In Florida, truancy, which is most commonly known as “skipping school,” is under the jurisdiction of the Truancy Court of the Ninth Judicial Circuit of Orange County. Under Section 1003.26 of the Florida State Statute, truancy is defined as a juvenile offense that can be charged to anyone under the age of 16 who fails to attend school on a regular basis.

The state understands that minors are still developing. Thus the laws juveniles are upheld to differ from that of adults. However, when a juvenile offense is committed, both the child and parent can face consequences.

Florida School Truancy Laws

The Florida Truancy laws state that any child between the ages of 6 and 16 must attend school. If a student’s 16th birthday happens during a school year, they are no longer required to attend but must make a formal filing that indicated their decision to end their academic enrollment.

Habitual absence from school is often considered an indicator of larger issues in a child’s life. It can also be a precursor to other and more serious criminal activity. Studies have shown that truants are more inclined to commit more serious crimes and are more likely to drink alcohol and do drugs.

How Many Absences Before a Truancy Charge in Florida?

A student becomes truant when they miss a certain number of days within a specified time and without a valid reason or excuse. Florida considers a “habitual truant” to be any student of elementary school age through age 16 who has:

  • Accumulated 15 or more unexcused absences in a three-month period;
  • Without the knowledge of their parent or guardian; and
  • Subjected to compulsory school attendance

Not only can a child be arrested but their parents as well. Florida has begun to conduct truancy sweeps, and many parents have been charged with contributing to the delinquency of a minor and failing to comply with attendance laws. Both are misdemeanor offenses, but can still result in steep fines and even jail time.

To best navigate the laws surrounding compulsory school attendance, families should seek the advice of a juvenile lawyer. A seasoned Orlando juvenile defense lawyer will be familiar with the rules regarding middle and high school attendance in Orange County. Violation of these laws by parents is considered a second-degree misdemeanor. For the offending child, consequences can include:

  • Fines
  • Community service
  • Loss of driving privileges

Florida Truancy Penalties

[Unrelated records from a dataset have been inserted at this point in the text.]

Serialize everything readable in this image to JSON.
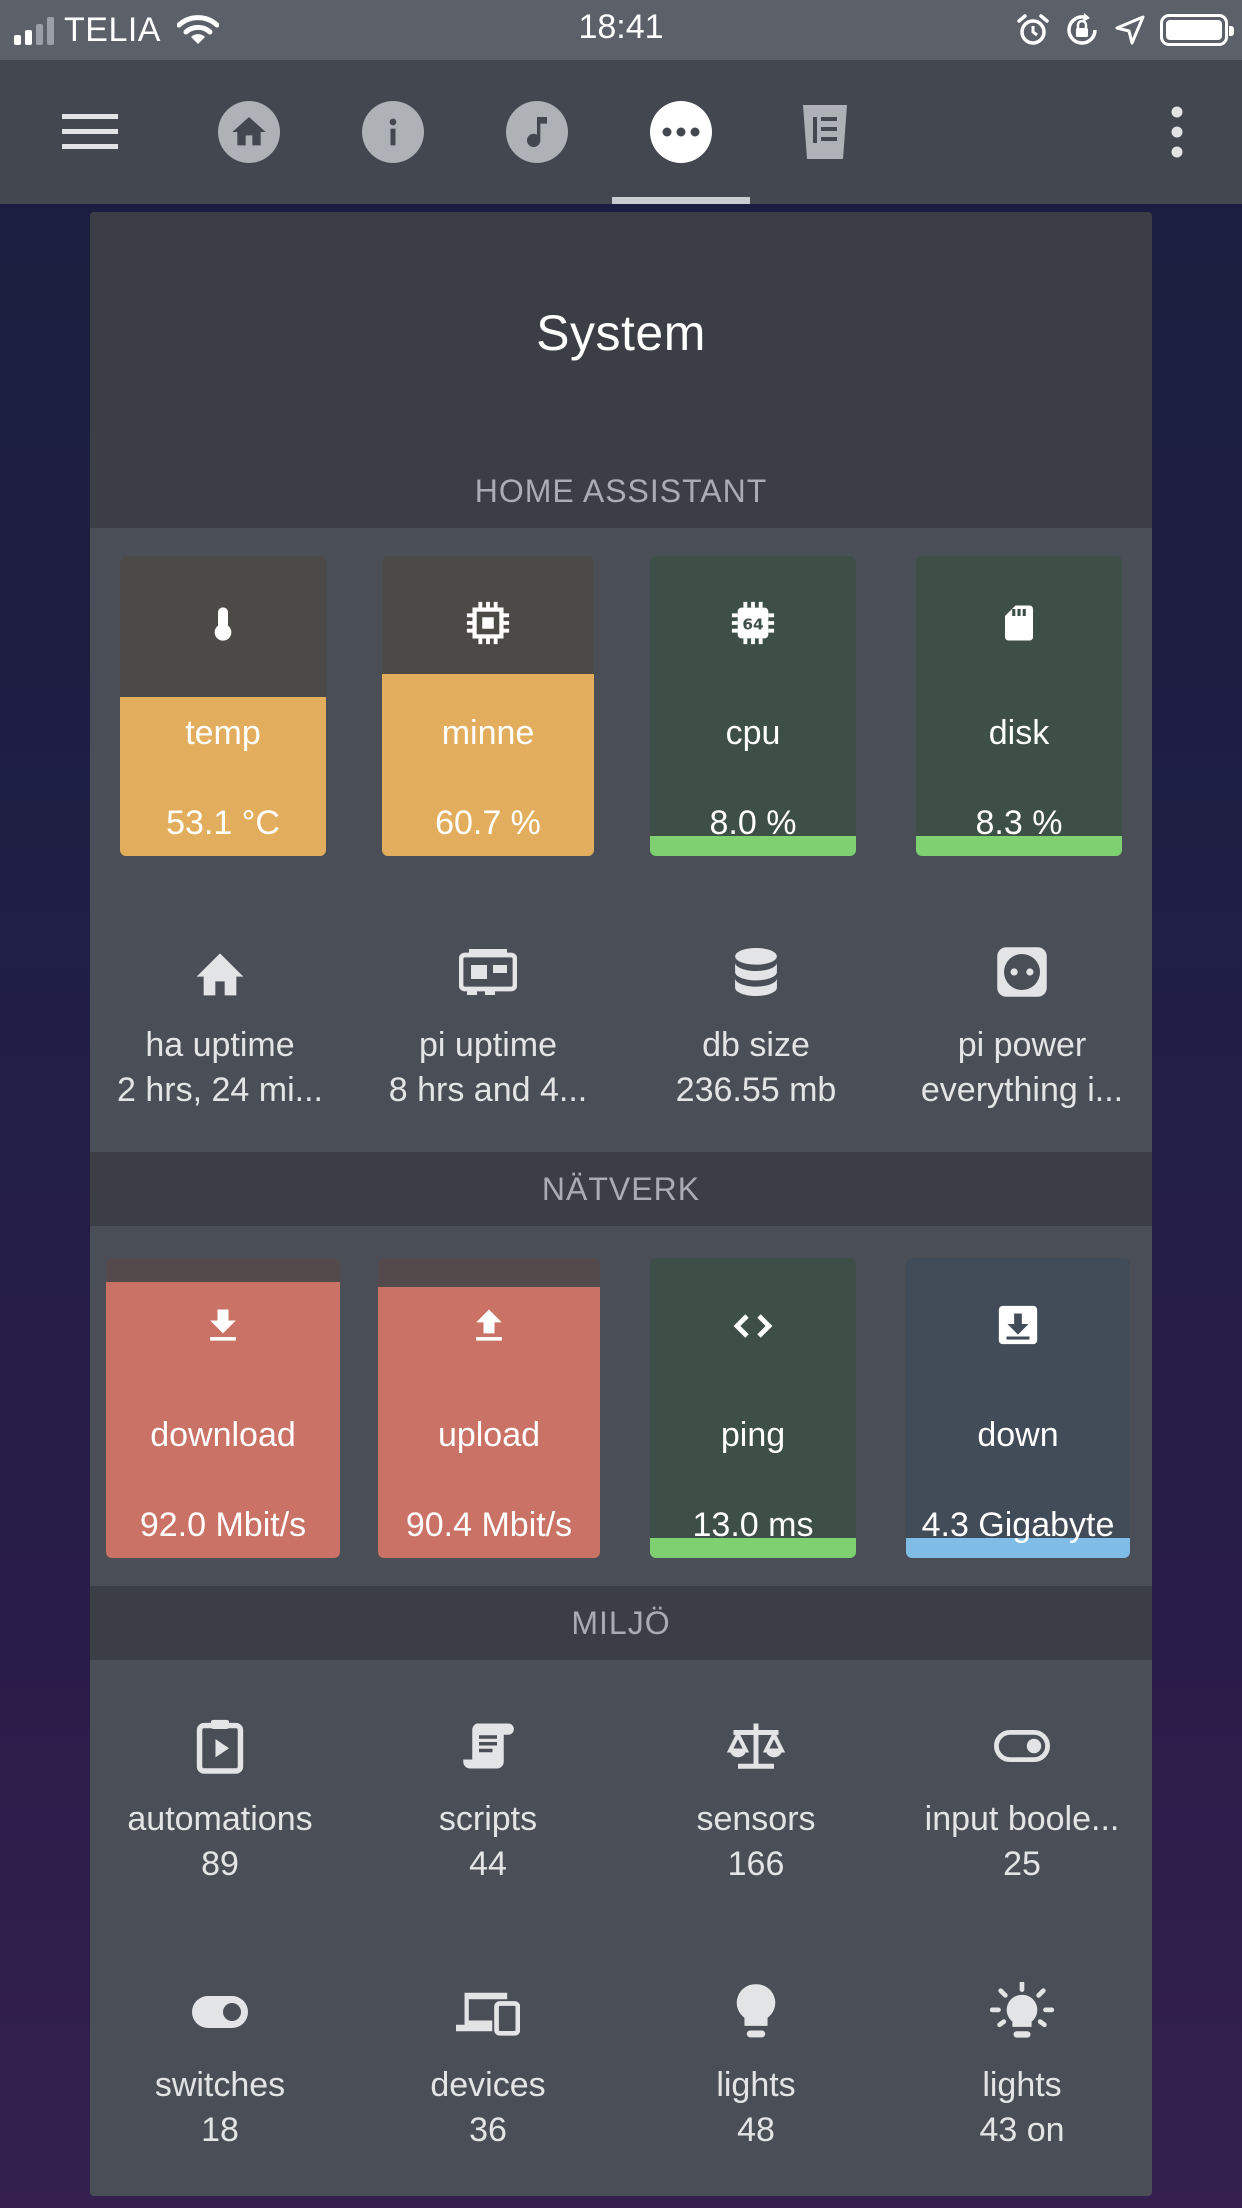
{
  "status_bar": {
    "carrier": "TELIA",
    "time": "18:41"
  },
  "toolbar": {
    "tabs": [
      {
        "icon": "home-icon"
      },
      {
        "icon": "info-icon"
      },
      {
        "icon": "music-icon"
      },
      {
        "icon": "more-horiz-icon",
        "active": true
      },
      {
        "icon": "clipboard-icon"
      }
    ]
  },
  "card": {
    "title": "System"
  },
  "home_assistant": {
    "title": "HOME ASSISTANT",
    "tiles": [
      {
        "name": "temp",
        "value": "53.1 °C",
        "icon": "thermometer-icon",
        "fill_percent": 53.1,
        "color": "#e2ae5e"
      },
      {
        "name": "minne",
        "value": "60.7 %",
        "icon": "memory-icon",
        "fill_percent": 60.7,
        "color": "#e2ae5e"
      },
      {
        "name": "cpu",
        "value": "8.0 %",
        "icon": "chip-64-icon",
        "fill_percent": 8.0,
        "color": "#7ed071"
      },
      {
        "name": "disk",
        "value": "8.3 %",
        "icon": "sd-card-icon",
        "fill_percent": 8.3,
        "color": "#7ed071"
      }
    ],
    "stats": [
      {
        "name": "ha uptime",
        "value": "2 hrs, 24 mi...",
        "icon": "home-icon"
      },
      {
        "name": "pi uptime",
        "value": "8 hrs and 4...",
        "icon": "raspberry-pi-board-icon"
      },
      {
        "name": "db size",
        "value": "236.55 mb",
        "icon": "database-icon"
      },
      {
        "name": "pi power",
        "value": "everything i...",
        "icon": "power-socket-icon"
      }
    ]
  },
  "network": {
    "title": "NÄTVERK",
    "tiles": [
      {
        "name": "download",
        "value": "92.0 Mbit/s",
        "icon": "download-icon",
        "fill_percent": 92.0,
        "color": "#cb7266"
      },
      {
        "name": "upload",
        "value": "90.4 Mbit/s",
        "icon": "upload-icon",
        "fill_percent": 90.4,
        "color": "#cb7266"
      },
      {
        "name": "ping",
        "value": "13.0 ms",
        "icon": "code-icon",
        "fill_percent": 13.0,
        "color": "#7ed071"
      },
      {
        "name": "down",
        "value": "4.3 Gigabyte",
        "icon": "download-box-icon",
        "fill_percent": 4.3,
        "color": "#7fbce6"
      }
    ]
  },
  "environment": {
    "title": "MILJÖ",
    "stats": [
      {
        "name": "automations",
        "value": "89",
        "icon": "clipboard-play-icon"
      },
      {
        "name": "scripts",
        "value": "44",
        "icon": "script-icon"
      },
      {
        "name": "sensors",
        "value": "166",
        "icon": "scale-balance-icon"
      },
      {
        "name": "input boole...",
        "value": "25",
        "icon": "toggle-off-icon"
      },
      {
        "name": "switches",
        "value": "18",
        "icon": "toggle-switch-icon"
      },
      {
        "name": "devices",
        "value": "36",
        "icon": "devices-icon"
      },
      {
        "name": "lights",
        "value": "48",
        "icon": "lightbulb-icon"
      },
      {
        "name": "lights",
        "value": "43 on",
        "icon": "lightbulb-on-icon"
      }
    ]
  }
}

If a child is picked up for habitual absences, he or she may be taken directly to a juvenile detention center. The juvenile court can issue several different types of punishments on minors and parents including:

  • More School: A truant student may be ordered to enroll in summer school or weekend classes to make up for the missed days.
  • Drug Screening: The court will require the teen to undergo random drug testing and possibly a drug education class if drug or alcohol abuse is an issue.
  • Behavioral Therapy: The child may be required to attend counseling sessions in an individual or group setting.
  • Juvenile Detention: There is a chance the court will order the teen to a detention center or group home, especially if this is not their first offense.
  • Probation: A court could place the teen on probation for a certain period of time where he or she would be required to check in with a probation officer.
  • Penalties for Parents: Parents or guardians could face fines, jail time, and be required to attend counseling if neglect played a role in the truancy.

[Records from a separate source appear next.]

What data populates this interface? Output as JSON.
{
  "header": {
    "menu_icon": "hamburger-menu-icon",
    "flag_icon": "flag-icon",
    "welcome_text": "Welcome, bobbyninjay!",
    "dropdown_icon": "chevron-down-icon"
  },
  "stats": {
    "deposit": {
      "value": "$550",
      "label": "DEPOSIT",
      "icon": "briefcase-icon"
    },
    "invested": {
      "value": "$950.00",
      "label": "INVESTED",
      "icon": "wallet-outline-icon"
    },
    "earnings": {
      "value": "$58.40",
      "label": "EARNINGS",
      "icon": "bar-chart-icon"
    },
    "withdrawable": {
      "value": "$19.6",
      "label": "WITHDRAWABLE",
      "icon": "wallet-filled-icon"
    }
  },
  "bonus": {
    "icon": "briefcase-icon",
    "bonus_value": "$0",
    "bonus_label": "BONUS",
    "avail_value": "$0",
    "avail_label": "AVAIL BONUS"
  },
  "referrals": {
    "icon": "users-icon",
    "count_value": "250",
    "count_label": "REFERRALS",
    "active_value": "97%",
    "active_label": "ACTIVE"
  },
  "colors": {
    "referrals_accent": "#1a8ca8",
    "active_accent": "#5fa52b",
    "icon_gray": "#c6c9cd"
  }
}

Defending Truancy Among Minors in Orlando, Florida

The juvenile justice system is very different than that for adults. Separate courts, facilities, rules, procedures, and laws exist for the protection of the welfare of the child. The rules and systems can be confusing, and a strong juvenile truancy lawyer can guide you through the process.

An Orlando truancy lawyer with The Umansky Law Firm can provide the appropriate advice and counsel with regard to these serious matters, having been quoted by numerous national media outlets like The Wall Street Journal, NBC, CBS, FOX on various legal topics. Contact our juvenile defense lawyers today at 407-228-3838 or use our 24/7 online chat service to schedule a free consultation.